#### Supplied entries
------------
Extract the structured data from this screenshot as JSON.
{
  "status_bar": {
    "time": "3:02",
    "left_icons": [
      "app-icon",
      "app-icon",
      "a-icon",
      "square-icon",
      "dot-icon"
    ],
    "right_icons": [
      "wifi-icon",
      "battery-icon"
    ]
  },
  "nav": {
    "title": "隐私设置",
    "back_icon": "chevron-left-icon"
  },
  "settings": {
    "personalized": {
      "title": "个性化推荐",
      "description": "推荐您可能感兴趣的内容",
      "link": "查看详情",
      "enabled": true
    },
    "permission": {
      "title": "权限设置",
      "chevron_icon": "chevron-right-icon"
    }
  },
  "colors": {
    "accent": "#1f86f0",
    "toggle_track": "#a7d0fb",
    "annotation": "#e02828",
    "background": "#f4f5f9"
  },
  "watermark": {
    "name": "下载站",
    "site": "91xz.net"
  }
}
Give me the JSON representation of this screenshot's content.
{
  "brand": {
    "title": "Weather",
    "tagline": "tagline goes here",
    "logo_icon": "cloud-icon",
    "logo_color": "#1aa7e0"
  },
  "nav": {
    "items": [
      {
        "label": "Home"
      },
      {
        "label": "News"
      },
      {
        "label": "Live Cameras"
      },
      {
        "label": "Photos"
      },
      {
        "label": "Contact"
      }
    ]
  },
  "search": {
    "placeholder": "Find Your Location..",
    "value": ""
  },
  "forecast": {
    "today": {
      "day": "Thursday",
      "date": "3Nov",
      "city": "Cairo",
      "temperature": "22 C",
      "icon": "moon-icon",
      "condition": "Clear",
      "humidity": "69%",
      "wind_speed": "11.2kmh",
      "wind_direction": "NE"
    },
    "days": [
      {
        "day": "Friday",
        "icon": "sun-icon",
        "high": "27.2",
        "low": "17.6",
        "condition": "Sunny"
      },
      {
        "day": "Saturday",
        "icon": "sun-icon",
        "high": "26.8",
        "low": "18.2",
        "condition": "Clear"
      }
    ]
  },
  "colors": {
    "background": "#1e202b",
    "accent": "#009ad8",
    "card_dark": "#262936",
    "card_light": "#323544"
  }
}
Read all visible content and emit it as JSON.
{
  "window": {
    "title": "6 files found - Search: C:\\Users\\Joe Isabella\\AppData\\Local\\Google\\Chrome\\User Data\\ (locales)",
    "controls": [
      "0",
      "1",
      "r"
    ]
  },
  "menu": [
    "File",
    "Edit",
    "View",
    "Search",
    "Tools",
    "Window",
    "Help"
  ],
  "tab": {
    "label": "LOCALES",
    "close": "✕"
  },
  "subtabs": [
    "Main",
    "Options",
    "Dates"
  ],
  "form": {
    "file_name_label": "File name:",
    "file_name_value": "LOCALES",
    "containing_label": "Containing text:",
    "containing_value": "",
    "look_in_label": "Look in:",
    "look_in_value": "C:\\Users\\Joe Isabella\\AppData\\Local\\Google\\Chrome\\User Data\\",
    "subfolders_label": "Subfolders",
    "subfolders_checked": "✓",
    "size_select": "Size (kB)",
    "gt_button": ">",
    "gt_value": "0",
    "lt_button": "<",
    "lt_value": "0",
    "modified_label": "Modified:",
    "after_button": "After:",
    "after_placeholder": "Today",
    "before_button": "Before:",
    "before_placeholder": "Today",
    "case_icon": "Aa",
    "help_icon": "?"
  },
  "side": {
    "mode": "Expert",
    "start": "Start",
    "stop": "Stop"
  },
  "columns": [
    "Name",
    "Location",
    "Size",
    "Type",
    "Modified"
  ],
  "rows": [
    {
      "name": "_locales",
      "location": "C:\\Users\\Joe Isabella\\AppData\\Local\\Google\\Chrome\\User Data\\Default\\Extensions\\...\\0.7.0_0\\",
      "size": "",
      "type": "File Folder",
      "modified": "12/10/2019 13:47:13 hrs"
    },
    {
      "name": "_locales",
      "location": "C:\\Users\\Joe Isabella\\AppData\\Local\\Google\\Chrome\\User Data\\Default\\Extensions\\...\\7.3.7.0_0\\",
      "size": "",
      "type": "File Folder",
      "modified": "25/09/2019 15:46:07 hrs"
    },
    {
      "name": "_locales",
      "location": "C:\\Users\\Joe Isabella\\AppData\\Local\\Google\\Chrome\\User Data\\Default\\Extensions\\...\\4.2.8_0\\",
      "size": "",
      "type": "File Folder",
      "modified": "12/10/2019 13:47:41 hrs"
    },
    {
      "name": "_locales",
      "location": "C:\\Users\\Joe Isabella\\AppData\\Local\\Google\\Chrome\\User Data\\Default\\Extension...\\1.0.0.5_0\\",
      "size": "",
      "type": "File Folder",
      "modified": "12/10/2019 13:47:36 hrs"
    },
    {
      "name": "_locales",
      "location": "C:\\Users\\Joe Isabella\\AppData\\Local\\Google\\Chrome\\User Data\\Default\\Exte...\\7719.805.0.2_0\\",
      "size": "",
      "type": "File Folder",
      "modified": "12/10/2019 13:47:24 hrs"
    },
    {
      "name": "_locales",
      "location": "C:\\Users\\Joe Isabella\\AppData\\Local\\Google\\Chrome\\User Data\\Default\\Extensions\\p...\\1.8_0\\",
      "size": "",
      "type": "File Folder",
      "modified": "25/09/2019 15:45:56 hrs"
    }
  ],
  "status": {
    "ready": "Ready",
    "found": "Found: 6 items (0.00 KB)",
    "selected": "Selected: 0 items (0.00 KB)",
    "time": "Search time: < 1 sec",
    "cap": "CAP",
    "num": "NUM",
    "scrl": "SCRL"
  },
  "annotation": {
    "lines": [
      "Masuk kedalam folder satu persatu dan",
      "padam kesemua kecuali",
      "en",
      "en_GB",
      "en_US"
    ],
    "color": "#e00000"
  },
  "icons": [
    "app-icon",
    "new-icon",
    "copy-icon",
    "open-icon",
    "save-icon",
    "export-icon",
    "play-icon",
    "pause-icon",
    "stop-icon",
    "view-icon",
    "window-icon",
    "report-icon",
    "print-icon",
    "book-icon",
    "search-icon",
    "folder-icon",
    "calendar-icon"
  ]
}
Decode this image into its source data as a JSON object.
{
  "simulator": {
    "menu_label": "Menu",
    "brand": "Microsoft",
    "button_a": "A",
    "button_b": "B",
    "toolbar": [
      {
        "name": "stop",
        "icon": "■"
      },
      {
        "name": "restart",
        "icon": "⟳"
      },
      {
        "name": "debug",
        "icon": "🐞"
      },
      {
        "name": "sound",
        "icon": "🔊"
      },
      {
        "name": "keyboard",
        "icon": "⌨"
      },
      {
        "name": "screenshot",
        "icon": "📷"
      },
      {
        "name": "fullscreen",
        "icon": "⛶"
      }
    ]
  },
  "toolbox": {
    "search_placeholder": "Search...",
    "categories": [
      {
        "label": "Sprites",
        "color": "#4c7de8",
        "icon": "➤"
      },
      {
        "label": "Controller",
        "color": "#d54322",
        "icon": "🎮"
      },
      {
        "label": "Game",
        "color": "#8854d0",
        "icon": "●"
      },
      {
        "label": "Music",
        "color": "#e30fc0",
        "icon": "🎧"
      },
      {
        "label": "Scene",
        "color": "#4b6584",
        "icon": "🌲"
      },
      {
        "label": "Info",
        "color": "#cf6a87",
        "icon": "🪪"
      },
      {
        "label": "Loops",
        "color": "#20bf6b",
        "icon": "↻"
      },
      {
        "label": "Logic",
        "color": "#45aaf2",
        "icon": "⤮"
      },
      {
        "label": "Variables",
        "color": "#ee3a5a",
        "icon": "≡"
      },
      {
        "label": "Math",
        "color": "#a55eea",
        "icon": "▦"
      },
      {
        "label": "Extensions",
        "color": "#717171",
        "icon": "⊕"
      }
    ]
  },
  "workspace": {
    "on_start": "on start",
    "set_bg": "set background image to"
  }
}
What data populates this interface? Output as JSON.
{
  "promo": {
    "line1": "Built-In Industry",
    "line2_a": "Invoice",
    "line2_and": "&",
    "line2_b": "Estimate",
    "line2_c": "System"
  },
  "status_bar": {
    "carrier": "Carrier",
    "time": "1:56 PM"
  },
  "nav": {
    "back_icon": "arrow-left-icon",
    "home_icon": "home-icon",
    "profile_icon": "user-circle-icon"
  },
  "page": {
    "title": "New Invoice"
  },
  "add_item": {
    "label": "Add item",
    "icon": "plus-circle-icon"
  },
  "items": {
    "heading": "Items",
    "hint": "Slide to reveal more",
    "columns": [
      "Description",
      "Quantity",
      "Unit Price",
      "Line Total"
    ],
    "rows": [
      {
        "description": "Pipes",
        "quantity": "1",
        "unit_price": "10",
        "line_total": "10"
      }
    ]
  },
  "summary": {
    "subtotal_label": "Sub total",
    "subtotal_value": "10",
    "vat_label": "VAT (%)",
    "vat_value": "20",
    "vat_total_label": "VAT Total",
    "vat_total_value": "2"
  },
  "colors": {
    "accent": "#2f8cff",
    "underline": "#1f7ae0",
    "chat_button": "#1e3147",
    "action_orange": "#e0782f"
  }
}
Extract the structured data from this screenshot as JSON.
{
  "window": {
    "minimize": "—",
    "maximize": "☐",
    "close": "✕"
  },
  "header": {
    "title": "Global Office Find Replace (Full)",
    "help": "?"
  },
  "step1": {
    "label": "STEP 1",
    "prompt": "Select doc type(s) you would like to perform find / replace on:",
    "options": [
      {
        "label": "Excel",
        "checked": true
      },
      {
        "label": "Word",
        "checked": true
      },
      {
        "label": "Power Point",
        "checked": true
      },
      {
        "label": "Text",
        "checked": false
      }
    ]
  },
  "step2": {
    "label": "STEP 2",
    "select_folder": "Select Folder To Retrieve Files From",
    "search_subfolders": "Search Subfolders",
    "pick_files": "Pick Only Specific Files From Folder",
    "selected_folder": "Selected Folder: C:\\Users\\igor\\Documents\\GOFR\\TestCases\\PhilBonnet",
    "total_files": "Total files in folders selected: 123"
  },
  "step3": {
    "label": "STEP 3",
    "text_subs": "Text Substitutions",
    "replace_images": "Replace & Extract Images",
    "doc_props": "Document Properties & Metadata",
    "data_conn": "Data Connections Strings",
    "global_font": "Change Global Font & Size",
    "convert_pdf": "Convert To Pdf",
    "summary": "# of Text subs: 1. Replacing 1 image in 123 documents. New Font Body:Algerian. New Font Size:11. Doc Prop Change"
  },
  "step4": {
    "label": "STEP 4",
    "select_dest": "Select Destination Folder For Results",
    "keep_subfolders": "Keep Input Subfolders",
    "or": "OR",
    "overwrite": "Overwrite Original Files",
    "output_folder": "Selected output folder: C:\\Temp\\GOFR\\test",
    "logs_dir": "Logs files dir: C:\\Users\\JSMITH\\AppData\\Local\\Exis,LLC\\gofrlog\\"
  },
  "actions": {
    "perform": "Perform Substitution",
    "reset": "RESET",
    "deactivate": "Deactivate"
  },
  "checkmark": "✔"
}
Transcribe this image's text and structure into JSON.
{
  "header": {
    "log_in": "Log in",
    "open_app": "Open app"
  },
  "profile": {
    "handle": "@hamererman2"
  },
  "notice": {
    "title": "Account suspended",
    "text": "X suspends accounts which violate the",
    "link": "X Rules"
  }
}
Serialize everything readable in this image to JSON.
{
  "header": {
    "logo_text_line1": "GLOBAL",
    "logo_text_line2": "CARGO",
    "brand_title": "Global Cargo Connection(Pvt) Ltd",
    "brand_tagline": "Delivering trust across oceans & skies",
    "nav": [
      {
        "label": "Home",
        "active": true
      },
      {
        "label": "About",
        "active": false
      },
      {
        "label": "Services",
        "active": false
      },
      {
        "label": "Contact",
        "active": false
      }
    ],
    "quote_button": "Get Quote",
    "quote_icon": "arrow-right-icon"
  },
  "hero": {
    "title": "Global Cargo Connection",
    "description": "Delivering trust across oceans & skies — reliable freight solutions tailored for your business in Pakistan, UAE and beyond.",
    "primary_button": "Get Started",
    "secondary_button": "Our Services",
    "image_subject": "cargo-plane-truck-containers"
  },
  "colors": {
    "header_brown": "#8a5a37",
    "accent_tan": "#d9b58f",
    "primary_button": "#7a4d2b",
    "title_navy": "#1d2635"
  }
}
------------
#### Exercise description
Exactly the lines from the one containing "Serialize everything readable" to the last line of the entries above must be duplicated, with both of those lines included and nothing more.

#### Output for this task
Serialize everything readable in this image to JSON.
{
  "header": {
    "logo_text_line1": "GLOBAL",
    "logo_text_line2": "CARGO",
    "brand_title": "Global Cargo Connection(Pvt) Ltd",
    "brand_tagline": "Delivering trust across oceans & skies",
    "nav": [
      {
        "label": "Home",
        "active": true
      },
      {
        "label": "About",
        "active": false
      },
      {
        "label": "Services",
        "active": false
      },
      {
        "label": "Contact",
        "active": false
      }
    ],
    "quote_button": "Get Quote",
    "quote_icon": "arrow-right-icon"
  },
  "hero": {
    "title": "Global Cargo Connection",
    "description": "Delivering trust across oceans & skies — reliable freight solutions tailored for your business in Pakistan, UAE and beyond.",
    "primary_button": "Get Started",
    "secondary_button": "Our Services",
    "image_subject": "cargo-plane-truck-containers"
  },
  "colors": {
    "header_brown": "#8a5a37",
    "accent_tan": "#d9b58f",
    "primary_button": "#7a4d2b",
    "title_navy": "#1d2635"
  }
}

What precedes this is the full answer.